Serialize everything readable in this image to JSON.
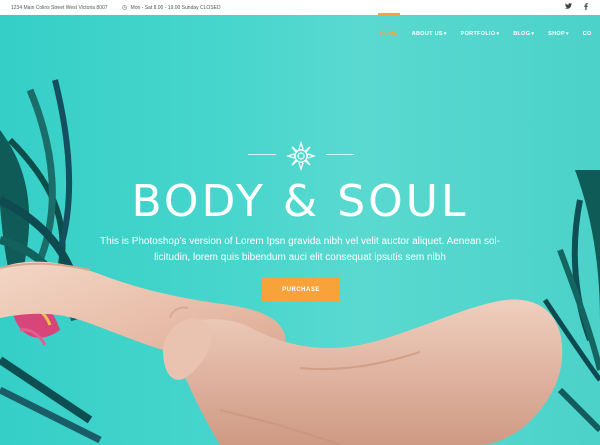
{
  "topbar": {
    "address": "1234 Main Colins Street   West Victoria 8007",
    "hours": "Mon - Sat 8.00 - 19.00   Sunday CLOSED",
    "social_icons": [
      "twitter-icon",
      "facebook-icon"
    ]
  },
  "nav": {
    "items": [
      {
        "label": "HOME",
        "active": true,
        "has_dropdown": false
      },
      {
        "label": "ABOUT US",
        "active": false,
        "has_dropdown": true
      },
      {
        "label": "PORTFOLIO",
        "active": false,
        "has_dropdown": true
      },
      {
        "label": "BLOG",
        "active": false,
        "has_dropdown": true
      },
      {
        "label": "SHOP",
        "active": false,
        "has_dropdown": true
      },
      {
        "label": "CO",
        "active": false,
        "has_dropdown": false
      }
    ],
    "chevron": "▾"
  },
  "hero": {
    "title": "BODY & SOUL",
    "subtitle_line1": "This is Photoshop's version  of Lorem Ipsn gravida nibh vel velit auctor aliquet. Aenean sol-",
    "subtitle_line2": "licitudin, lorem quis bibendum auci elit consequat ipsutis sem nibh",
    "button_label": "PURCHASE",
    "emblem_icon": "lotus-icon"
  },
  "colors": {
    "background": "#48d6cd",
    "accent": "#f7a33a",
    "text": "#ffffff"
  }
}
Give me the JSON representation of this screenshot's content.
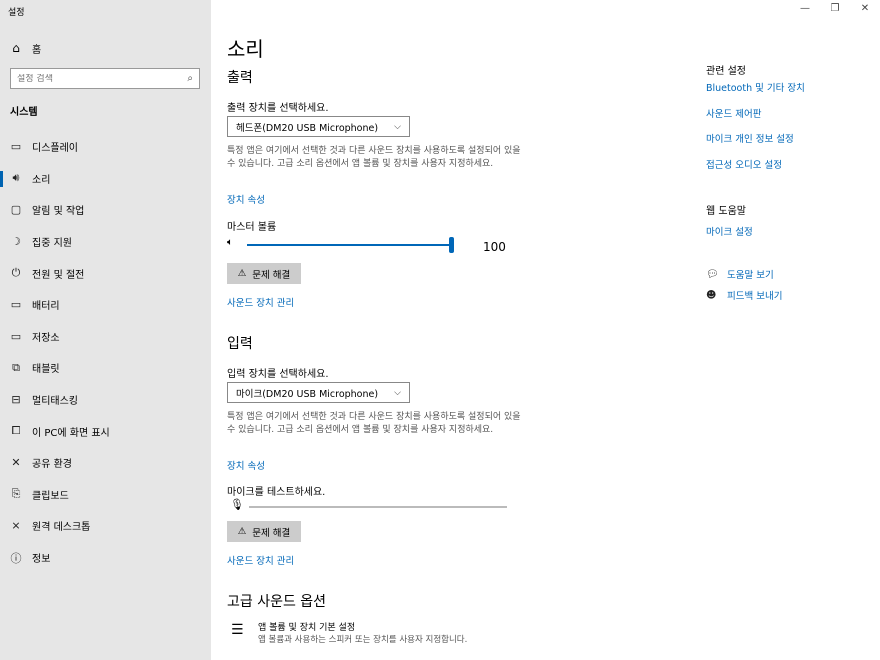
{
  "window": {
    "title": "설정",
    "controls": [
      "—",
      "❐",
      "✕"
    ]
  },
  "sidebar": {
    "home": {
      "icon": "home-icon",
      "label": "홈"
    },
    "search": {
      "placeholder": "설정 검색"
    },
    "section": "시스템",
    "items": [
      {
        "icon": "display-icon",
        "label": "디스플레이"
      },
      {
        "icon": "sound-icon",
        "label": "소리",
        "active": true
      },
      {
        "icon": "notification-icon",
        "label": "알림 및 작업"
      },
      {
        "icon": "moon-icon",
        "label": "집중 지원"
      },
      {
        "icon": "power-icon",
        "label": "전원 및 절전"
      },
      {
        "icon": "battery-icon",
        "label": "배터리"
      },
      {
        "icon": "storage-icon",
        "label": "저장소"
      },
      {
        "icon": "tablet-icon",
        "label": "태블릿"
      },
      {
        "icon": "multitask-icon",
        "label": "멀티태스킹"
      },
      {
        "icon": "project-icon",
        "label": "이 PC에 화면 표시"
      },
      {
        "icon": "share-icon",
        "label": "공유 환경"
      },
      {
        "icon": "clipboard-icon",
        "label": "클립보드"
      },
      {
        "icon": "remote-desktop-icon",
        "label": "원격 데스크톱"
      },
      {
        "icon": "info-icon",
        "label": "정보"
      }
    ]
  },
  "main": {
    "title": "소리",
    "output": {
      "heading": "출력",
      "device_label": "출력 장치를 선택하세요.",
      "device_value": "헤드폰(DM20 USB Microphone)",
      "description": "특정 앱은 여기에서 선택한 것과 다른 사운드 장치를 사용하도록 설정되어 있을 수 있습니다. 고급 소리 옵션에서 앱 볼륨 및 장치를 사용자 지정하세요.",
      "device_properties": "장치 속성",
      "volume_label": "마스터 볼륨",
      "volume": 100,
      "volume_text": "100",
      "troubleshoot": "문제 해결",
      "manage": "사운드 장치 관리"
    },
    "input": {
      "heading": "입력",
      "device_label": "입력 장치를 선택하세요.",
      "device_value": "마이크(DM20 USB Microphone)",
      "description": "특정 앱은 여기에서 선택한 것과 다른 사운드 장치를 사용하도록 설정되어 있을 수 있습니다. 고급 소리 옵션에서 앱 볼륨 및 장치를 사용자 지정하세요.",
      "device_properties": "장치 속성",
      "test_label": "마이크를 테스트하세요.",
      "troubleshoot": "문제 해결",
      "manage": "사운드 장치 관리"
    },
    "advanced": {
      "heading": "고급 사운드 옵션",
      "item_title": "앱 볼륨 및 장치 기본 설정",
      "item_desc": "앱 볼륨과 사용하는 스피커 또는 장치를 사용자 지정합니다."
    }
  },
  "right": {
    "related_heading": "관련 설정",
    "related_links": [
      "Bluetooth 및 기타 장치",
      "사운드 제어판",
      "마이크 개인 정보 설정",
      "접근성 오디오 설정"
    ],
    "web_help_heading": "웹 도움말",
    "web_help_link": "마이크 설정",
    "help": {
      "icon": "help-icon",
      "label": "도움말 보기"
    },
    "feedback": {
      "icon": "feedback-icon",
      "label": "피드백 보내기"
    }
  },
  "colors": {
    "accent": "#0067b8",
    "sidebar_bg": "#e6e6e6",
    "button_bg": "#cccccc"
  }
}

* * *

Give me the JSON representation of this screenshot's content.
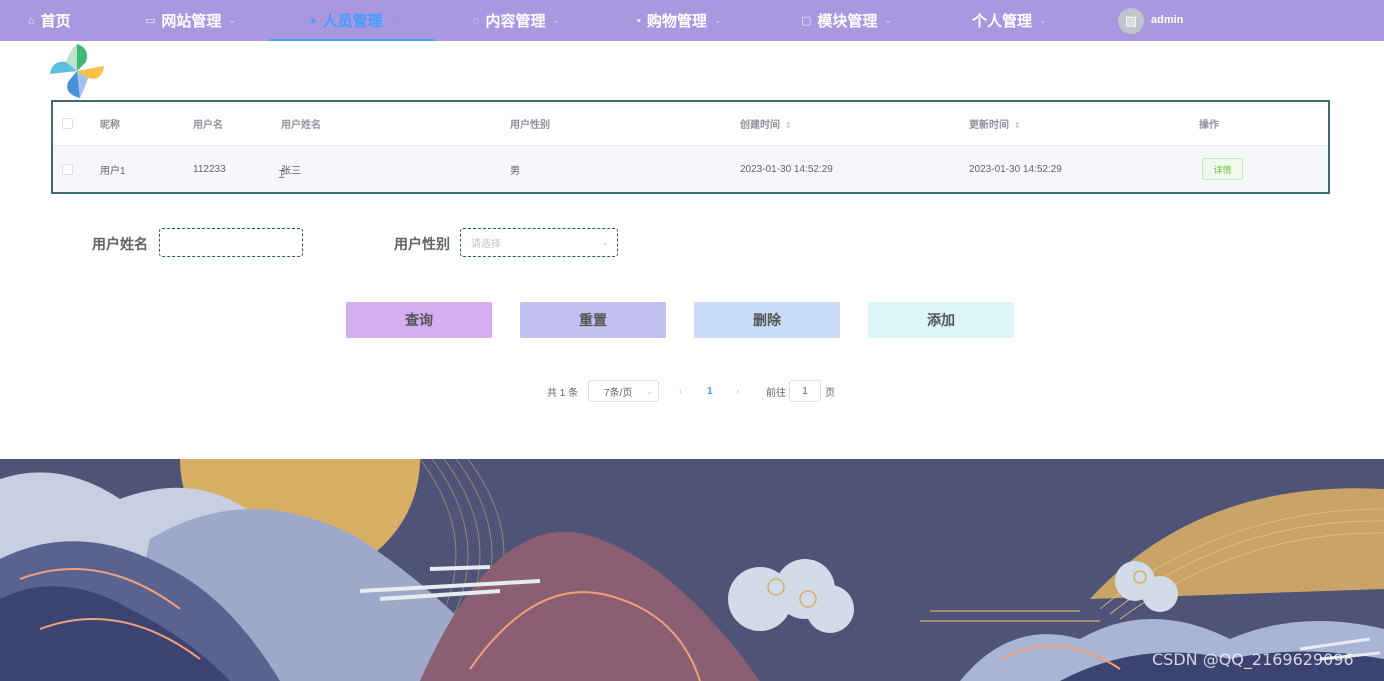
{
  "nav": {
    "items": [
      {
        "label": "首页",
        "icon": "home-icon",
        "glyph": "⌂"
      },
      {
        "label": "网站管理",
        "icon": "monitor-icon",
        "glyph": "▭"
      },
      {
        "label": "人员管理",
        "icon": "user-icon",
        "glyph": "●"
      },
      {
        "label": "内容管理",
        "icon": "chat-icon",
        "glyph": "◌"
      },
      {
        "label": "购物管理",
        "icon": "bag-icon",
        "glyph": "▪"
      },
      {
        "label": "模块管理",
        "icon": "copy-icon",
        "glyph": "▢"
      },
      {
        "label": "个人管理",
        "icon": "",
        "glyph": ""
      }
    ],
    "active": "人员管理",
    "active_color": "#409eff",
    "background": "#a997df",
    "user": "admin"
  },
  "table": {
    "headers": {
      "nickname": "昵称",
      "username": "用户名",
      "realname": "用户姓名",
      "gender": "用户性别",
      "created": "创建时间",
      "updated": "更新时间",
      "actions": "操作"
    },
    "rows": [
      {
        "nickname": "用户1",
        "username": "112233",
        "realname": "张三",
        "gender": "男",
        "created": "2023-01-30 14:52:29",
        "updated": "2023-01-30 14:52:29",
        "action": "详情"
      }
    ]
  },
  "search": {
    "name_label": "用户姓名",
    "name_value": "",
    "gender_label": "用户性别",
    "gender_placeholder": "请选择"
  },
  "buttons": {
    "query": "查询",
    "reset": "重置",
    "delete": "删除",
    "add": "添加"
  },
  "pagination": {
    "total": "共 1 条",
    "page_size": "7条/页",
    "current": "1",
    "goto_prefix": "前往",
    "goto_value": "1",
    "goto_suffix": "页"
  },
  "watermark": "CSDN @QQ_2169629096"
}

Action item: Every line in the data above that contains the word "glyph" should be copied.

Answer for this exercise:
        "glyph": "⌂"
        "glyph": "▭"
        "glyph": "●"
        "glyph": "◌"
        "glyph": "▪"
        "glyph": "▢"
        "glyph": ""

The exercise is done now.